SaveSave story

Pope revives lapsed sex abuse commission amid criticism

Pope Francis leads the Ash Wednesday procession and mass at Santa Sabina Church. Photo: Giuseppe Ciccia / Pacific Press / LightRocket via Getty Images

Pope Francis on Saturday revived a sex abuse advisory commission that had lapsed into dormancy, the AP reports, amid mounting criticism over his support for a Chilean bishop accused of witnessing sexual abuses and ignored them. The initial three-year mandate of the commission ended in December, per the AP.

Why it matters: The controversy in Chile is making life difficult for the first South American pope. The announcement of new members of the Pontifical Commission for the Protection of Minors came the same day when a Vatican sex-crimes expert was in New York at Francis' request to speak with one of the main whistleblowers in the Chilean cover-up scandal.

SaveSave story
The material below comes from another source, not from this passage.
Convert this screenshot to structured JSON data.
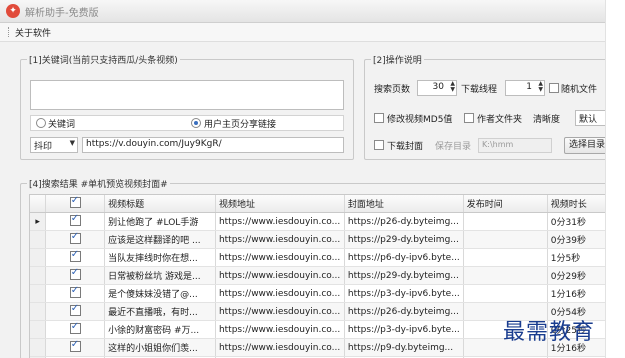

Where Trump's steel and aluminum trade war will hit first

Note: Includes only products under the "Iron & Steel & Ferroalloy" and "Alumina & Aluminum & Processing" NAICS commodity classifications. Data: Census Bureau; Chart: Chris Canipe and Lazaro Gamio / Axios

The Trump administration has begun imposing tariffs on imports of steel and aluminum, but several countries are exempted temporarily until May 1, as shown in the chart above. The administration may still apply quotas on exempted countries to prevent a flood of foreign steel and aluminum in the U.S. market, per the White House.

Why it matters: After railroading past a number of his advisors, Trump announced the tariffs on imports of steel (at 25%) and aluminum (at 10%) earlier this month, citing national security concerns. But with the exemption noted above, the tariffs won't carry major bite, at least to start.

SaveSave story

China introduces "Xi Jinping Thought" in the classroom

Students in Huaibei waving national flags as they watch Xi give a speech. Photo: STR / AFP / Getty Images

The Communist Party is reworking its ideological education efforts to make them more palatable to the current generation, while introducing classes on “Xi Jinping Thought.”

The Wall Street Journal takes a look: